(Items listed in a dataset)
═══

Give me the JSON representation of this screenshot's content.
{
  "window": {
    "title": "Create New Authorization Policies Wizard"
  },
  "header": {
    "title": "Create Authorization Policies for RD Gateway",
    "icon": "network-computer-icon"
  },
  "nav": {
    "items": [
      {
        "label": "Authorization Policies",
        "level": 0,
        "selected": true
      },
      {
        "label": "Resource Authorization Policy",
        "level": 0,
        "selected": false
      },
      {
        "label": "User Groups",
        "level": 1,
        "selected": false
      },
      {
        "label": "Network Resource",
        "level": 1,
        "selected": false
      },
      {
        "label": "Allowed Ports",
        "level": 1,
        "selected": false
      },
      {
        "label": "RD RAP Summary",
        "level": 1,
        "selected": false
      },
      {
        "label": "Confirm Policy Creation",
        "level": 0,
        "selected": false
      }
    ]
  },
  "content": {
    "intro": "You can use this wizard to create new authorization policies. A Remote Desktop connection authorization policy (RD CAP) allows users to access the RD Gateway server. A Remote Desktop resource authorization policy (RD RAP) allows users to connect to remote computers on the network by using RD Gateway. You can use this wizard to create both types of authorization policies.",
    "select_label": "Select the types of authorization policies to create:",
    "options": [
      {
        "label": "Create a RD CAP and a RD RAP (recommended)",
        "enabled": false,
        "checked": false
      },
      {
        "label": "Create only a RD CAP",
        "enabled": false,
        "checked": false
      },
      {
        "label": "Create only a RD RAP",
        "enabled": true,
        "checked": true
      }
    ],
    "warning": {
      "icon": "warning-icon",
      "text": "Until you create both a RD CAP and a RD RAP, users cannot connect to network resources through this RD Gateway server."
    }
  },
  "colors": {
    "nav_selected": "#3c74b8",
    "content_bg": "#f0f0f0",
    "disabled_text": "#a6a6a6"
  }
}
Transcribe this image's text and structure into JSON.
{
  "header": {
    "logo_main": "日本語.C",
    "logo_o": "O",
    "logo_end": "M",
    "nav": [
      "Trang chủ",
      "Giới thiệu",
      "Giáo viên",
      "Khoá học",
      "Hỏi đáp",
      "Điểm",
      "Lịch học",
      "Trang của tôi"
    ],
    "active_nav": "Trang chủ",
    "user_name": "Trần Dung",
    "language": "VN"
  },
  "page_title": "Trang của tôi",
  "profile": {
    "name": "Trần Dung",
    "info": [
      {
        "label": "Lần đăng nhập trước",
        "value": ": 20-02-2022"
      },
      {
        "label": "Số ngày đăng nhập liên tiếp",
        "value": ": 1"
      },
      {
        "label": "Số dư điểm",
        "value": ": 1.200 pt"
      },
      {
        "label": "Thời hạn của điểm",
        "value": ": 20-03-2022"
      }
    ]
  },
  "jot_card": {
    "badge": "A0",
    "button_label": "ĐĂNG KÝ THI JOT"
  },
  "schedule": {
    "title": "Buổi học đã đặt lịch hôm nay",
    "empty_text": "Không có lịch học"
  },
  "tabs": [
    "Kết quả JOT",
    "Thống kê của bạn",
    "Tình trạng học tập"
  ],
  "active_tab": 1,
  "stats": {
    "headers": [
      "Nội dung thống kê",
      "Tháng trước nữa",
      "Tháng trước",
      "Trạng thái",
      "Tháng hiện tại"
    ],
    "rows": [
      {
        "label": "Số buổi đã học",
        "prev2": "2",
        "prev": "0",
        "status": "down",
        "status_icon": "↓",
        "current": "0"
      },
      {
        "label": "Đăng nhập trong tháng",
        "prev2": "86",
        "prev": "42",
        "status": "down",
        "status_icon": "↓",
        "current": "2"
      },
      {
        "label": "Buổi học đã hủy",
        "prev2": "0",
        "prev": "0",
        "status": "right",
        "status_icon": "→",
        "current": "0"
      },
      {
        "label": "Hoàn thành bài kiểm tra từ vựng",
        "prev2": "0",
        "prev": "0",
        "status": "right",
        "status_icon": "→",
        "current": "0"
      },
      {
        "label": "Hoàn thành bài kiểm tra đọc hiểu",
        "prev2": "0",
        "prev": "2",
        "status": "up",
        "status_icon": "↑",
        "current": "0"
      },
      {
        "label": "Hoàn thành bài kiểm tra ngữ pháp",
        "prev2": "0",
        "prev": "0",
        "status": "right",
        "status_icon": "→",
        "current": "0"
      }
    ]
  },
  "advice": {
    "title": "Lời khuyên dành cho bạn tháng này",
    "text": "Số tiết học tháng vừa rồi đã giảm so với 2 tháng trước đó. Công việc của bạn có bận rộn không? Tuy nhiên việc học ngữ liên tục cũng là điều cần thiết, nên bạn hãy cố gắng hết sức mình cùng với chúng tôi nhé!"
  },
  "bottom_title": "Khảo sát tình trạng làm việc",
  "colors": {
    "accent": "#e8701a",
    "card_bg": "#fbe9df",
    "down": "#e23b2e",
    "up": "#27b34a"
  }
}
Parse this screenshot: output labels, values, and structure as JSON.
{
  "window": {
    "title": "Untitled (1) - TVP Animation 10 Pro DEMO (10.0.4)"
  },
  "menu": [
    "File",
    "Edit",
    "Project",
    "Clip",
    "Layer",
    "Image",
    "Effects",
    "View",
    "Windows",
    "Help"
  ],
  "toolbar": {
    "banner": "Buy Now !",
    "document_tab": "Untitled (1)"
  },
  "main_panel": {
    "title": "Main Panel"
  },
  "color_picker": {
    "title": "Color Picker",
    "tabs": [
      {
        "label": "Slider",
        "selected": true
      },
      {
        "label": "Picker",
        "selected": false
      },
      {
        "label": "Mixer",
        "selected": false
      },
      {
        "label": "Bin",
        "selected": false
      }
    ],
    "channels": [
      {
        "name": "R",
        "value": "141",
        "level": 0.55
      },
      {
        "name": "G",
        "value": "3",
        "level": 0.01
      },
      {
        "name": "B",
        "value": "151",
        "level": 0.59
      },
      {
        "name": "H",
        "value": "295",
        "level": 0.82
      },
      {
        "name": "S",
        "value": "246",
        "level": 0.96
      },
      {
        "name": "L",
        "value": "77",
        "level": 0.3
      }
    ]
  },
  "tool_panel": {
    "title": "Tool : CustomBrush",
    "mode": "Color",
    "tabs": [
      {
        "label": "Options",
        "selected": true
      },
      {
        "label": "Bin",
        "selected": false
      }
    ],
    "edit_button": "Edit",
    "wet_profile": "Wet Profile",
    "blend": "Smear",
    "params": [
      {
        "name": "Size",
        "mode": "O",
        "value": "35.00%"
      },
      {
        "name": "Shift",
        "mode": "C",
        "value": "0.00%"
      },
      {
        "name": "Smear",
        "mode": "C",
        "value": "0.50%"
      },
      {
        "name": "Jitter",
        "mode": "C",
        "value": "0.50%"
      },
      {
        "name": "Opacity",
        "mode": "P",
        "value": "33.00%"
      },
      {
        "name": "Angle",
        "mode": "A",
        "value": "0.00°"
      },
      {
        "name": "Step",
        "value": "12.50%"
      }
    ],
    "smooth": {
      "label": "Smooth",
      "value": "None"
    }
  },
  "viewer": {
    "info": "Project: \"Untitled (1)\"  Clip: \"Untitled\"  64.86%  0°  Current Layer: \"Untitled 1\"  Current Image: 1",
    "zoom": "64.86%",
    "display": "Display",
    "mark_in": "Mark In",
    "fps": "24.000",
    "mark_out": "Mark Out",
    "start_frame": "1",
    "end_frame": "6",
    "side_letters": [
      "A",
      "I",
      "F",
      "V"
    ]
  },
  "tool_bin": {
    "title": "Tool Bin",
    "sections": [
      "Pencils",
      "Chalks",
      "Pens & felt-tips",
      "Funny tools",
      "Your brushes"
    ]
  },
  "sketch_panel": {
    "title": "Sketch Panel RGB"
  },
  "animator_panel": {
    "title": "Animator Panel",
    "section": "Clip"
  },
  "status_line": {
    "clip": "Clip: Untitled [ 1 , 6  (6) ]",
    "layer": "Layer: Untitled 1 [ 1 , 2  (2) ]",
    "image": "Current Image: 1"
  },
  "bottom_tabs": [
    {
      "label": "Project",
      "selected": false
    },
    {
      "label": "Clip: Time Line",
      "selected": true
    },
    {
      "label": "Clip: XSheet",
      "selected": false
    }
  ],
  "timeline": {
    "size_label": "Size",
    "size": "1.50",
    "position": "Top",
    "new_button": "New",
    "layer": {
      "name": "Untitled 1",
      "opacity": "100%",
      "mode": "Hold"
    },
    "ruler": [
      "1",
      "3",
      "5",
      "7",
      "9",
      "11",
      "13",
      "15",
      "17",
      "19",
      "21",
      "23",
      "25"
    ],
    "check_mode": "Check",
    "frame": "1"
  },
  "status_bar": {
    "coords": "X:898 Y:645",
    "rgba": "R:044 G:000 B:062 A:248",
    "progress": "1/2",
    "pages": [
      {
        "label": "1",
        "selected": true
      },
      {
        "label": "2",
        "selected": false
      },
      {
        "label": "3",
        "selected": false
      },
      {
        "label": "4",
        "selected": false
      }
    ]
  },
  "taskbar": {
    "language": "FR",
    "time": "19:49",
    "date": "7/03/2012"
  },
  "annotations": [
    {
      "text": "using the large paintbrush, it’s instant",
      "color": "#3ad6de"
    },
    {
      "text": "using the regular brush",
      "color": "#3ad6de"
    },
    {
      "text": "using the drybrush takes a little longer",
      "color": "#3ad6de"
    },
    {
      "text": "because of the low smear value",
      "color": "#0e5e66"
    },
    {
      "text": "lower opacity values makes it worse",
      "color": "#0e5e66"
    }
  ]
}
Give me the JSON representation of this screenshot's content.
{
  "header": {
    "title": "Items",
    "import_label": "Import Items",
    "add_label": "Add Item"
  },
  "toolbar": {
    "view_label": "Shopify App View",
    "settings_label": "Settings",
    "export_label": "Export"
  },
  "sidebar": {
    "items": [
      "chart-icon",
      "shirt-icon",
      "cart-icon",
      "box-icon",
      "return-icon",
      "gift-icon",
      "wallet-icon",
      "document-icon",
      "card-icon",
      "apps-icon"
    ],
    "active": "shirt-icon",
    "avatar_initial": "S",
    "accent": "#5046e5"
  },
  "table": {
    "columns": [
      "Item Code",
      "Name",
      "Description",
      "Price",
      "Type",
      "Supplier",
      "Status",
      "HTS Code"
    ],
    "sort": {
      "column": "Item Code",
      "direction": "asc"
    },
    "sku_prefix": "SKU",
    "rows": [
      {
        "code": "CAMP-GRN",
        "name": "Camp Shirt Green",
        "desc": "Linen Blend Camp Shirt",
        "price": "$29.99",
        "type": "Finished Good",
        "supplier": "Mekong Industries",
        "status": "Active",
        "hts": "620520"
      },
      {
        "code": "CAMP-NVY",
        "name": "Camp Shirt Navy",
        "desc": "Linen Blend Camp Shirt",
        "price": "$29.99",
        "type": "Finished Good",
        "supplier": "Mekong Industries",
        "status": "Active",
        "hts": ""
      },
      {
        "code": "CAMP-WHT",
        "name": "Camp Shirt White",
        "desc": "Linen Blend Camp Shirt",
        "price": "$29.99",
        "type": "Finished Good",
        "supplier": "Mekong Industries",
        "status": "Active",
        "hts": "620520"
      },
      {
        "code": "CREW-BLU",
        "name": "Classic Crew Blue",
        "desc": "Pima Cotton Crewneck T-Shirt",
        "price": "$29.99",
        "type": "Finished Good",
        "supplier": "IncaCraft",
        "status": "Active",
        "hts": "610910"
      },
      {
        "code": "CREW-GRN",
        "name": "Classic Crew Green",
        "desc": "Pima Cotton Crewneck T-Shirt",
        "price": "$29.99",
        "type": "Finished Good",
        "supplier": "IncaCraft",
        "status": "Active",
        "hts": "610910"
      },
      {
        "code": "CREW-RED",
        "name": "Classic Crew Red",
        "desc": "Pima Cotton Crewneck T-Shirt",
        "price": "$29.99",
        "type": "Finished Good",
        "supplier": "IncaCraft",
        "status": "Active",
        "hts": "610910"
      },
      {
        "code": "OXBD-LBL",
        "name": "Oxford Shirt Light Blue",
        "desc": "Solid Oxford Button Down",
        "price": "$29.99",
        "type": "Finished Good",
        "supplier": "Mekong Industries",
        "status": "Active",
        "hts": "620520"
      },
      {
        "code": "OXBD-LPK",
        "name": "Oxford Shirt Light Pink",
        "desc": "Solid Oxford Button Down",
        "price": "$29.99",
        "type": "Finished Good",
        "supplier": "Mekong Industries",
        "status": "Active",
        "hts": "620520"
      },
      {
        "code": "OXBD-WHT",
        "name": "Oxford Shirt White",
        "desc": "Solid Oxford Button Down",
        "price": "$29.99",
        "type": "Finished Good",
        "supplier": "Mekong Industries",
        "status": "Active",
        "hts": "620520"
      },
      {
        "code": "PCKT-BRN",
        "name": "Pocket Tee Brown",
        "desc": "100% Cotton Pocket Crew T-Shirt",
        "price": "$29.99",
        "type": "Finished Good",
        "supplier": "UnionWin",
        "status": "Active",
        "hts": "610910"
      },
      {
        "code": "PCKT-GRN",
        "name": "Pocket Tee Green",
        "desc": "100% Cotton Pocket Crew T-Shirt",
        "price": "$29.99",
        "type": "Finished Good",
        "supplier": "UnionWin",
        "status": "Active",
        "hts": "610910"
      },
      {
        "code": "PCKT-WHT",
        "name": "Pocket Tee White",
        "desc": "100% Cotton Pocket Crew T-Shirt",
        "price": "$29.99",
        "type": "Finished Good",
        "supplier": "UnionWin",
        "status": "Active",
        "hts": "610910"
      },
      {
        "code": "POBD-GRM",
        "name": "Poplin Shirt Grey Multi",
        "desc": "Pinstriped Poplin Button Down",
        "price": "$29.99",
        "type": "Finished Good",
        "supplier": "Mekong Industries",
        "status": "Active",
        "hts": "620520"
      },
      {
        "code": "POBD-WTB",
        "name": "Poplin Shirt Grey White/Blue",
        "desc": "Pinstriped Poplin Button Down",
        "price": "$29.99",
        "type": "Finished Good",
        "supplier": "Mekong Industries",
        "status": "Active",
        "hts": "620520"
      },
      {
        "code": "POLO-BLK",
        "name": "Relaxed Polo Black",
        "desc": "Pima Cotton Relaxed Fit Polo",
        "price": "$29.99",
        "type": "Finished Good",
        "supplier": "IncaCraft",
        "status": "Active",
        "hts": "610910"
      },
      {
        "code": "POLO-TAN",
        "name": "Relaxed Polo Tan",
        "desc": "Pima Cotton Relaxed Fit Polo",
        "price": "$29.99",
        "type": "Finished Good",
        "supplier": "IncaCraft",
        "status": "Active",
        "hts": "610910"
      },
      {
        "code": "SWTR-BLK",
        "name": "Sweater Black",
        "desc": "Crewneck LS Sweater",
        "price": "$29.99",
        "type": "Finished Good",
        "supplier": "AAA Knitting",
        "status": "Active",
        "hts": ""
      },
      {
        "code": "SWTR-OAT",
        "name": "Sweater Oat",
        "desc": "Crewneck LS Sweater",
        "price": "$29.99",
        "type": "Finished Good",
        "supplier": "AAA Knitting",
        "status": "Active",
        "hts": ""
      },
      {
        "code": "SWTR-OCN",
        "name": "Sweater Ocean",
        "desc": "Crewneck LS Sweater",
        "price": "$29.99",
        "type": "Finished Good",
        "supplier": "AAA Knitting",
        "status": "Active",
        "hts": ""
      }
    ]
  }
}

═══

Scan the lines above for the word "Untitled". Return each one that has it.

    "title": "Untitled (1) - TVP Animation 10 Pro DEMO (10.0.4)"
    "document_tab": "Untitled (1)"
    "info": "Project: \"Untitled (1)\"  Clip: \"Untitled\"  64.86%  0°  Current Layer: \"Untitled 1\"  Current Image: 1",
    "clip": "Clip: Untitled [ 1 , 6  (6) ]",
    "layer": "Layer: Untitled 1 [ 1 , 2  (2) ]",
      "name": "Untitled 1",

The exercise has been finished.